▶ _EXERCISE INSTRUCTIONS_:
Return all lines from the entries below in which the word "this" is present.
━━ RECORDS SHOWN ━━
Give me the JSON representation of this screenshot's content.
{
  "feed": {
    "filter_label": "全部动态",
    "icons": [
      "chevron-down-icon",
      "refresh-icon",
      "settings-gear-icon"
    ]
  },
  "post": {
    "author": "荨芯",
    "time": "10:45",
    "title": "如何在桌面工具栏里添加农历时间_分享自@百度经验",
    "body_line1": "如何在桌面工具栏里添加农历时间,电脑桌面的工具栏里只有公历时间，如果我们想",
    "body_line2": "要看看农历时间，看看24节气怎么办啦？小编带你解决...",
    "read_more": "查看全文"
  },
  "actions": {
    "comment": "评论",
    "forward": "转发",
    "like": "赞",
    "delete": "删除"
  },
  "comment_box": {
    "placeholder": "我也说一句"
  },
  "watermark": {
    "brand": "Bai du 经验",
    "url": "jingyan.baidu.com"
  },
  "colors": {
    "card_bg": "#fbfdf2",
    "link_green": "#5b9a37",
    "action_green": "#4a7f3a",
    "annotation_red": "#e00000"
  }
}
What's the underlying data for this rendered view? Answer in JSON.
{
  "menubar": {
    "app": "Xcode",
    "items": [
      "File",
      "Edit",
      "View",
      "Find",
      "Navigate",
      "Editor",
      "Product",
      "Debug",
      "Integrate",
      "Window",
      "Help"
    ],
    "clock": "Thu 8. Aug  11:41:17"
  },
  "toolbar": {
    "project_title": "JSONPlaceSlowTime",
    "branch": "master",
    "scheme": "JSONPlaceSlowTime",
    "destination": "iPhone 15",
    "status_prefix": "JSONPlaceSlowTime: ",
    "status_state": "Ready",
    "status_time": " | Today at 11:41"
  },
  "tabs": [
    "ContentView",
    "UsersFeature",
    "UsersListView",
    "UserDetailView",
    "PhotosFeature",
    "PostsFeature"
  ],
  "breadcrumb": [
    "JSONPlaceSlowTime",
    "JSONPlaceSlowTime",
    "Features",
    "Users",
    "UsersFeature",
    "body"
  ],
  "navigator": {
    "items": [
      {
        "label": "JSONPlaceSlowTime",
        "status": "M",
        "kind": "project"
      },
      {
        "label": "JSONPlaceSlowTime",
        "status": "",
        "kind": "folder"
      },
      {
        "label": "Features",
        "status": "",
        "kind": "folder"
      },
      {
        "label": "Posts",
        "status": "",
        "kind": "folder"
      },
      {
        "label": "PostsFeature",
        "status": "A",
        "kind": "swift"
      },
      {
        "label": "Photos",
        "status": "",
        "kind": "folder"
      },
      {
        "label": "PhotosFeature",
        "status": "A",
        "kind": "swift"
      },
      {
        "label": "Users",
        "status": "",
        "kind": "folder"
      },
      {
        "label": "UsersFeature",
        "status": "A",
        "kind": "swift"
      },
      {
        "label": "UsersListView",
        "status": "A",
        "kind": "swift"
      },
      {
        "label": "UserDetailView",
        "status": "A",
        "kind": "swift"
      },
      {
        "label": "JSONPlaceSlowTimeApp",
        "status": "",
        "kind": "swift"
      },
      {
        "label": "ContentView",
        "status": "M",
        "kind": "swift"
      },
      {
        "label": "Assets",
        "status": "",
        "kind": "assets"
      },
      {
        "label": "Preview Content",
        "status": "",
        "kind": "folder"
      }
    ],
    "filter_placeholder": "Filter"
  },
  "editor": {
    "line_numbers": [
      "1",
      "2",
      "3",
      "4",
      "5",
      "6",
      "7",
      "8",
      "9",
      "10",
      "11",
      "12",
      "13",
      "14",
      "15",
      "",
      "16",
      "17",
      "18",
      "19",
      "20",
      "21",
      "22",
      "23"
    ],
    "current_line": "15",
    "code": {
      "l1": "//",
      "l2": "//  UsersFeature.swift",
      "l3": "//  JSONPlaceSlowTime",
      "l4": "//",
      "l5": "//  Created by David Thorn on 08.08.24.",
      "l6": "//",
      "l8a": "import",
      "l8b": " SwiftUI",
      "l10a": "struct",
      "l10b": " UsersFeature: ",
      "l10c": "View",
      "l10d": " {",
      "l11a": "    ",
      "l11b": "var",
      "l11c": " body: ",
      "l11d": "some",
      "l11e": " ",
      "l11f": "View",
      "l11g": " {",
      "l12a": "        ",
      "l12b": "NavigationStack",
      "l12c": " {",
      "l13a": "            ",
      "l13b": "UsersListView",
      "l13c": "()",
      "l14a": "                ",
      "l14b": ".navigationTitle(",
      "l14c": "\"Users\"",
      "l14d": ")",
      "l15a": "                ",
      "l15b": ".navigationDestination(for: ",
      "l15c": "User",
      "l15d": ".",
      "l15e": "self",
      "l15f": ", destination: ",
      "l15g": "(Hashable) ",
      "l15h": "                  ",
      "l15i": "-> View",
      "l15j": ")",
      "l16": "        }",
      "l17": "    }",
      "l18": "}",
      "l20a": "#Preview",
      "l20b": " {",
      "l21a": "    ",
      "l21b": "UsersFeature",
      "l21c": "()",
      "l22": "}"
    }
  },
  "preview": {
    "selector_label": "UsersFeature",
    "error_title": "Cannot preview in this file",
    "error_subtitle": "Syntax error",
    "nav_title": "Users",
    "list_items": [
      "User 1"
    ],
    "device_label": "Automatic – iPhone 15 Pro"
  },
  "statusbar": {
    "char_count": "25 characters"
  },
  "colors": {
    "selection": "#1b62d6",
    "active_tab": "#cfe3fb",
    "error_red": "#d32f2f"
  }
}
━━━
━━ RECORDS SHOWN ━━
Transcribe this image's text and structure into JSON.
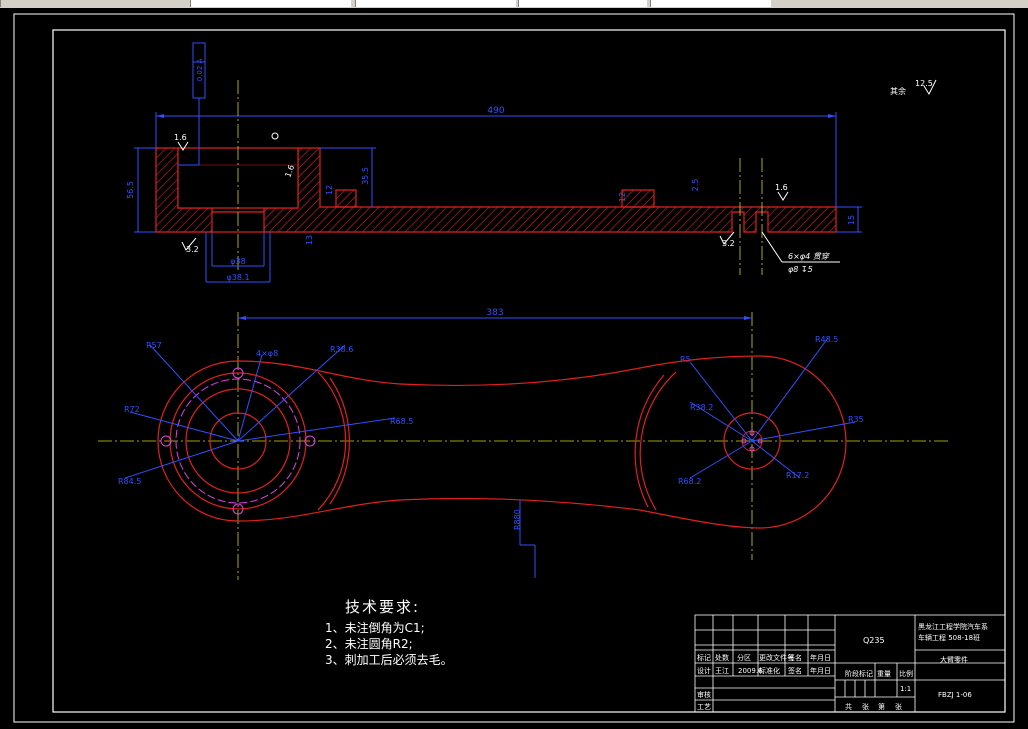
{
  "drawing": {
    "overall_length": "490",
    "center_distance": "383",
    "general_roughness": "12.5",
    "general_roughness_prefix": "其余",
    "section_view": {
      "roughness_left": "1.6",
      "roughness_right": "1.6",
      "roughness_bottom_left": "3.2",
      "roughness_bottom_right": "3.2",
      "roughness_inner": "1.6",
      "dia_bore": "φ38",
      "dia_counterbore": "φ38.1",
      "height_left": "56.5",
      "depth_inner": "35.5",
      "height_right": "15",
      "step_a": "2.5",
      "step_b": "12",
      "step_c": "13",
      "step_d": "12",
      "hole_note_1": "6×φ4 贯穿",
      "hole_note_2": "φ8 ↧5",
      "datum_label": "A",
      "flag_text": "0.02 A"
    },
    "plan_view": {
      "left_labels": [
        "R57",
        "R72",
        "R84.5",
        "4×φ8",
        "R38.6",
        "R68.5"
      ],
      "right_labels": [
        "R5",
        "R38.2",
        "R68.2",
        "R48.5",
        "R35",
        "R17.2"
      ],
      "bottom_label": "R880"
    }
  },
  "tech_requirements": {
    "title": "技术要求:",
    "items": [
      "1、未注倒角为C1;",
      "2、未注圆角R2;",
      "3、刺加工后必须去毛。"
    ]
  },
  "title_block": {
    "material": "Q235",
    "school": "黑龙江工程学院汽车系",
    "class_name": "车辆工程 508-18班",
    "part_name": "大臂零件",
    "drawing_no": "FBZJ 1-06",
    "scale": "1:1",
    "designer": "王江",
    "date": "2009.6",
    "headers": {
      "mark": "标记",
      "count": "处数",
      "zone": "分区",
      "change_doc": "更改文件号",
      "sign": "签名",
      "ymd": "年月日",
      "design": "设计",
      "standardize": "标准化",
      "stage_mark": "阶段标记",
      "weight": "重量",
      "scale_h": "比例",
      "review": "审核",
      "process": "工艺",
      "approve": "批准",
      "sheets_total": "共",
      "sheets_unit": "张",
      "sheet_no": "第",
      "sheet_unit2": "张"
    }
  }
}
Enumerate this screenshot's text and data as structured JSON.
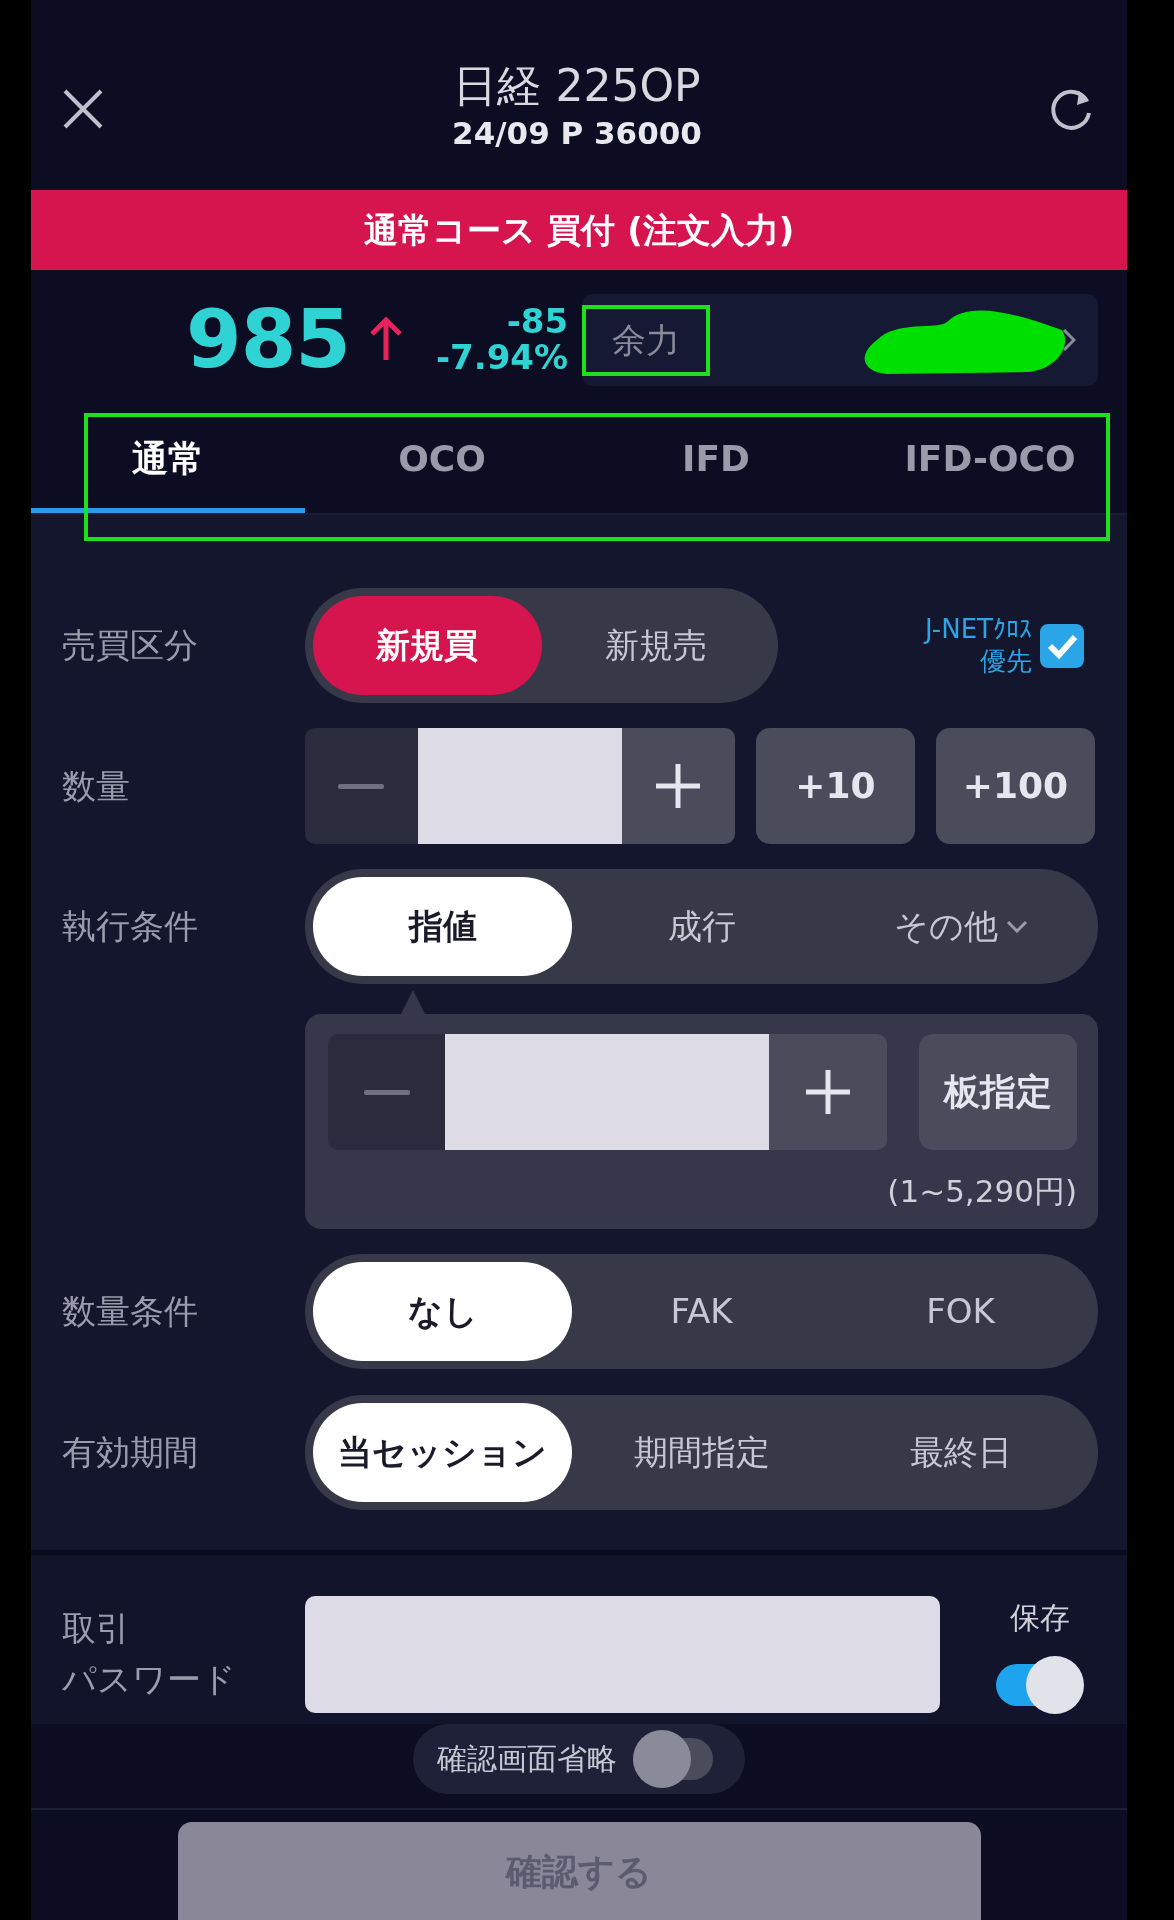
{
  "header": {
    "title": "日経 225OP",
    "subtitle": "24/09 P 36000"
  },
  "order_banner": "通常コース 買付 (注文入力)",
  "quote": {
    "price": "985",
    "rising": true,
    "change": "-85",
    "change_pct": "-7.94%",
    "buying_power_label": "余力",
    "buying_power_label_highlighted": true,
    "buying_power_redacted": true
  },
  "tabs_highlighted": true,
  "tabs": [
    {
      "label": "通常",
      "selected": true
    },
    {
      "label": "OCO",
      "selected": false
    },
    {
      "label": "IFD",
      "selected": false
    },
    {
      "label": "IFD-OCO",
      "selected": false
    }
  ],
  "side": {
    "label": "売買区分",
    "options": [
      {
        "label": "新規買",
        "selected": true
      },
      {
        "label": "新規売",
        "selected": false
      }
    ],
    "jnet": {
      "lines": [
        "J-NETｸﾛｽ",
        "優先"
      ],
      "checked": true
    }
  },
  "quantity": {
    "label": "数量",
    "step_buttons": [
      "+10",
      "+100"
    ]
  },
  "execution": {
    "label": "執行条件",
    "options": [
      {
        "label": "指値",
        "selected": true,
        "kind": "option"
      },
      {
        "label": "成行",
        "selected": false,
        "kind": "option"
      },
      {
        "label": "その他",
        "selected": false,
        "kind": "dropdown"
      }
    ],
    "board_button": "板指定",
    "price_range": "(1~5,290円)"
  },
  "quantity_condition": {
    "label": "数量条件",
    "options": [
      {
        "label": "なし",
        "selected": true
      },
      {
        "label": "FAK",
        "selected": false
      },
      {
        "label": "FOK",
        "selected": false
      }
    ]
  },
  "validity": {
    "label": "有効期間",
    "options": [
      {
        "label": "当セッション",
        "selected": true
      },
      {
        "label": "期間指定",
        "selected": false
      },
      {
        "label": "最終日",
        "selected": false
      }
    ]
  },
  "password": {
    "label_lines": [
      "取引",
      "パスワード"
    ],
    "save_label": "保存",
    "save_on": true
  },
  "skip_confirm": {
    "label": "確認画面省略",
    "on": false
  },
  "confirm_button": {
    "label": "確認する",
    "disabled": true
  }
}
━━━
▶ _YOUR SOLUTION_:
Give me the JSON representation of this screenshot's content.
What's the underlying data for this rendered view? Answer in JSON.
    "error_title": "Cannot preview in this file",
Transcribe this image's text and structure into JSON.
Enumerate this screenshot's text and data as structured JSON.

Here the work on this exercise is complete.